++++ Data section ++++

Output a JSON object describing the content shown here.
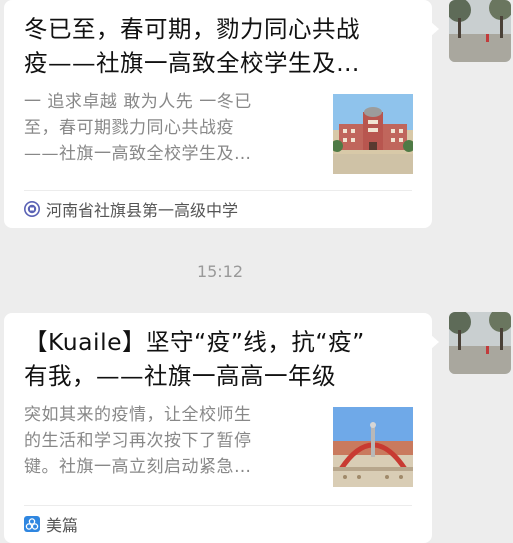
{
  "messages": [
    {
      "title_line1": "冬已至，春可期，勠力同心共战",
      "title_line2": "疫——社旗一高致全校学生及…",
      "desc_line1": "一 追求卓越 敢为人先 一冬已",
      "desc_line2": "至，春可期戮力同心共战疫",
      "desc_line3": "——社旗一高致全校学生及…",
      "source": "河南省社旗县第一高级中学",
      "source_icon": "school-seal-icon"
    },
    {
      "title_line1": "【Kuaile】坚守“疫”线，抗“疫”",
      "title_line2": "有我，——社旗一高高一年级",
      "desc_line1": "突如其来的疫情，让全校师生",
      "desc_line2": "的生活和学习再次按下了暂停",
      "desc_line3": "键。社旗一高立刻启动紧急…",
      "source": "美篇",
      "source_icon": "meipian-icon"
    }
  ],
  "timestamp": "15:12",
  "colors": {
    "background": "#ededed",
    "bubble": "#ffffff",
    "title": "#111111",
    "desc": "#888888",
    "source_icon_1": "#5a62b5",
    "source_icon_2": "#2f86e0"
  }
}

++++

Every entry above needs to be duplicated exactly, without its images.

Answer to this task >>
Output a JSON object describing the content shown here.
{
  "messages": [
    {
      "title_line1": "冬已至，春可期，勠力同心共战",
      "title_line2": "疫——社旗一高致全校学生及…",
      "desc_line1": "一 追求卓越 敢为人先 一冬已",
      "desc_line2": "至，春可期戮力同心共战疫",
      "desc_line3": "——社旗一高致全校学生及…",
      "source": "河南省社旗县第一高级中学",
      "source_icon": "school-seal-icon"
    },
    {
      "title_line1": "【Kuaile】坚守“疫”线，抗“疫”",
      "title_line2": "有我，——社旗一高高一年级",
      "desc_line1": "突如其来的疫情，让全校师生",
      "desc_line2": "的生活和学习再次按下了暂停",
      "desc_line3": "键。社旗一高立刻启动紧急…",
      "source": "美篇",
      "source_icon": "meipian-icon"
    }
  ],
  "timestamp": "15:12",
  "colors": {
    "background": "#ededed",
    "bubble": "#ffffff",
    "title": "#111111",
    "desc": "#888888",
    "source_icon_1": "#5a62b5",
    "source_icon_2": "#2f86e0"
  }
}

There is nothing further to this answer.